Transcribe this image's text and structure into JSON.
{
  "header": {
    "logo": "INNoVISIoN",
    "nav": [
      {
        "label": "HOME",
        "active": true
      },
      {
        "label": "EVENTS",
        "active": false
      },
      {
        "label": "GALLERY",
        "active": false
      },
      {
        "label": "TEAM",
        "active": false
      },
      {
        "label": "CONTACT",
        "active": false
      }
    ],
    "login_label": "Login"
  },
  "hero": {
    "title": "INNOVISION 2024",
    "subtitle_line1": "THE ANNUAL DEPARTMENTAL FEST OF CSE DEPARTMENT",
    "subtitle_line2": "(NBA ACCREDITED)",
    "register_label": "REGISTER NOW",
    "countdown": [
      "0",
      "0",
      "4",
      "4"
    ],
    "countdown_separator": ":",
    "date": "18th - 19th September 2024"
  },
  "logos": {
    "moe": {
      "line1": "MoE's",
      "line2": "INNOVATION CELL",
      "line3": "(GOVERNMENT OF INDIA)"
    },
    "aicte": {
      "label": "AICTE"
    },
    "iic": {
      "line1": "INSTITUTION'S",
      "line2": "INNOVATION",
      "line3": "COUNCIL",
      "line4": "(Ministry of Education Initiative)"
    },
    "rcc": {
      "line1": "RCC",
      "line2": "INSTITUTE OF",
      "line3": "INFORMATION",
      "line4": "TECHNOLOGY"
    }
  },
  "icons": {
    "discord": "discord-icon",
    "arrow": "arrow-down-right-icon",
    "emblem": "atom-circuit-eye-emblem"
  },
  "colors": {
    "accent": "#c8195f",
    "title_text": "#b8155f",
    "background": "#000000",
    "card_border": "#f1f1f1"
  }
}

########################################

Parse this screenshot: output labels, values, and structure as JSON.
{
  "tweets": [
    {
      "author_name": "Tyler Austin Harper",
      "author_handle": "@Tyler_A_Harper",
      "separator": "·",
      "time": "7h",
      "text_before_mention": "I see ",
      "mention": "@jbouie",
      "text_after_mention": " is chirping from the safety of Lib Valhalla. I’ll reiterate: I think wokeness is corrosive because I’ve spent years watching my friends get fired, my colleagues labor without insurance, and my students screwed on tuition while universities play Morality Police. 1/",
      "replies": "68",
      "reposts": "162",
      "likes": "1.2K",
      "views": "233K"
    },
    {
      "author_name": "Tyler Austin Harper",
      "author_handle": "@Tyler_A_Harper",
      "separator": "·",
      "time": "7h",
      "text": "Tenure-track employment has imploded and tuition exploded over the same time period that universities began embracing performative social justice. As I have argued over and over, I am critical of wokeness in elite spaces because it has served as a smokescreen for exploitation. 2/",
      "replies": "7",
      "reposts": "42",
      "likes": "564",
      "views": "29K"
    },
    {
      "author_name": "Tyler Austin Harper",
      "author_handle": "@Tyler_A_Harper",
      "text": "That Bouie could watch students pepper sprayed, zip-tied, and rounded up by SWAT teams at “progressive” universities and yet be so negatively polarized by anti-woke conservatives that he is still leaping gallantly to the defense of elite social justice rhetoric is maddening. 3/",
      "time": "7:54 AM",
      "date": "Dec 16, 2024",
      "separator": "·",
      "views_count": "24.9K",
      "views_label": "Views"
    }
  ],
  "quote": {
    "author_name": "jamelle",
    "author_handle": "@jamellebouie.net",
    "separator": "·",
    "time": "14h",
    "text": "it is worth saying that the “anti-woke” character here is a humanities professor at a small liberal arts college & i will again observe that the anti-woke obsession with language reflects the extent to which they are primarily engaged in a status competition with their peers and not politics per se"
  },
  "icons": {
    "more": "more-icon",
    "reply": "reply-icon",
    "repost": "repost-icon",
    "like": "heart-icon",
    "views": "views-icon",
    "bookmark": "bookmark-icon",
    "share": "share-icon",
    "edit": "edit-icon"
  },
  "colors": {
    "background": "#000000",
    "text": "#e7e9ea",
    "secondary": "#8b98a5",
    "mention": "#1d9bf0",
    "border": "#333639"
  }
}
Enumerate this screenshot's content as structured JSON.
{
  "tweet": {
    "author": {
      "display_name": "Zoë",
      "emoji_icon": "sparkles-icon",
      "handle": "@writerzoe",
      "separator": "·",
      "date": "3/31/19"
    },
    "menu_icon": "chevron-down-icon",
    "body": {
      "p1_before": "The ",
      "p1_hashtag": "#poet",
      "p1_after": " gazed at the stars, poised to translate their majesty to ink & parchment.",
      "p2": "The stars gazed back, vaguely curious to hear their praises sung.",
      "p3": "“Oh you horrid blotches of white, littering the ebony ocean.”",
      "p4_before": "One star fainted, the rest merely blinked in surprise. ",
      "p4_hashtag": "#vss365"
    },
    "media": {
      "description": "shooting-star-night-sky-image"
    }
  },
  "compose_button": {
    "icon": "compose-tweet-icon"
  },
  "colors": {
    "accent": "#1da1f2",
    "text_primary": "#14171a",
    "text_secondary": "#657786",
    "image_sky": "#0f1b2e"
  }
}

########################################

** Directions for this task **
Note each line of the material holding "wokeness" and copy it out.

** Solved exercise **
      "text_after_mention": " is chirping from the safety of Lib Valhalla. I’ll reiterate: I think wokeness is corrosive because I’ve spent years watching my friends get fired, my colleagues labor without insurance, and my students screwed on tuition while universities play Morality Police. 1/",
      "text": "Tenure-track employment has imploded and tuition exploded over the same time period that universities began embracing performative social justice. As I have argued over and over, I am critical of wokeness in elite spaces because it has served as a smokescreen for exploitation. 2/",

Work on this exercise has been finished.